Monday, July 15, 2013

"What do cameras and combat have in common? Neither seem to be going away"



Via NPR The Picture Show


What Do Cameras And Combat Have In Common?

"For me it's about the impact of war as it relates on a very basic human everyday life," says New York-based photographer Nina Berman, who has been photographing wounded veterans since 2003. Her image titled "Marine Wedding," made in 2006, captures a moment between Marine Sgt. Ty Ziegel and his bride on their wedding day. Ziegel was seriously wounded by a suicide car bomber in Iraq and spent 19 months in recovery.

"In that moment I saw a shellshocked couple," says Berman. "That is what war does. It disturbs, distresses and changes the normal lovely course of life."

The image itself has had a life of its own, garnering Berman a World Press Photo Award and launching Ziegel into the national spotlight to discuss the failures of veteran care.
Years later, Berman sees the image as less about the couple and more of a symbol of the impact of war.

"I think that people can be taken aback by how [Ziegel] looks," she says, "but there are a lot of people that look like him. He wasn't a freak, an anomaly; that's what this war has done. People who would have died are surviving. That is the reality."

Berman's voice shuddered as she spoke about Ziegel's passing late last year. She says she often wonders: What does it all amount to?

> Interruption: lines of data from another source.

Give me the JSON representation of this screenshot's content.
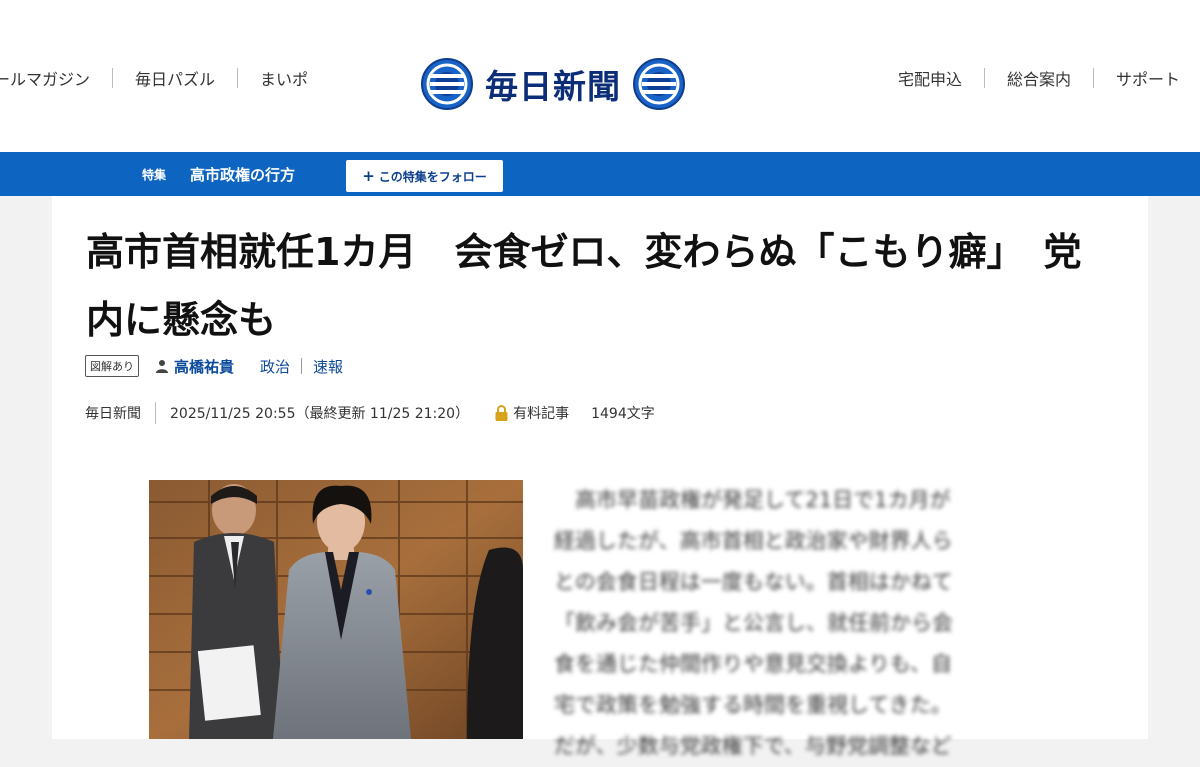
{
  "header": {
    "left_nav": [
      "ールマガジン",
      "毎日パズル",
      "まいポ"
    ],
    "right_nav": [
      "宅配申込",
      "総合案内",
      "サポート"
    ],
    "logo_text": "毎日新聞"
  },
  "feature": {
    "tag": "特集",
    "title": "高市政権の行方",
    "follow_label": "この特集をフォロー",
    "follow_icon": "plus-icon"
  },
  "article": {
    "headline": "高市首相就任1カ月　会食ゼロ、変わらぬ「こもり癖」　党内に懸念も",
    "badge": "図解あり",
    "author": "高橋祐貴",
    "categories": [
      "政治",
      "速報"
    ],
    "source": "毎日新聞",
    "datetime": "2025/11/25 20:55（最終更新 11/25 21:20）",
    "paid_label": "有料記事",
    "char_count": "1494文字",
    "body_lines": [
      "　高市早苗政権が発足して21日で1カ月が",
      "経過したが、高市首相と政治家や財界人ら",
      "との会食日程は一度もない。首相はかねて",
      "「飲み会が苦手」と公言し、就任前から会",
      "食を通じた仲間作りや意見交換よりも、自",
      "宅で政策を勉強する時間を重視してきた。",
      "だが、少数与党政権下で、与野党調整など"
    ]
  },
  "colors": {
    "feature_bar": "#0d64c1",
    "link_blue": "#0c4a9c",
    "logo_blue": "#0c2d78",
    "lock_gold": "#d9a21b"
  }
}
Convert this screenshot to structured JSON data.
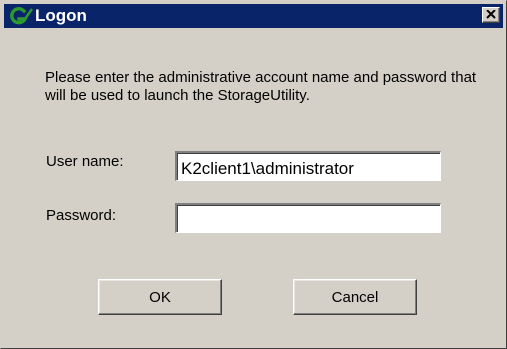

If you strip war of its historical and political context, it seems, what you are left with is simply to wonder: Why has war been a constant throughout human history?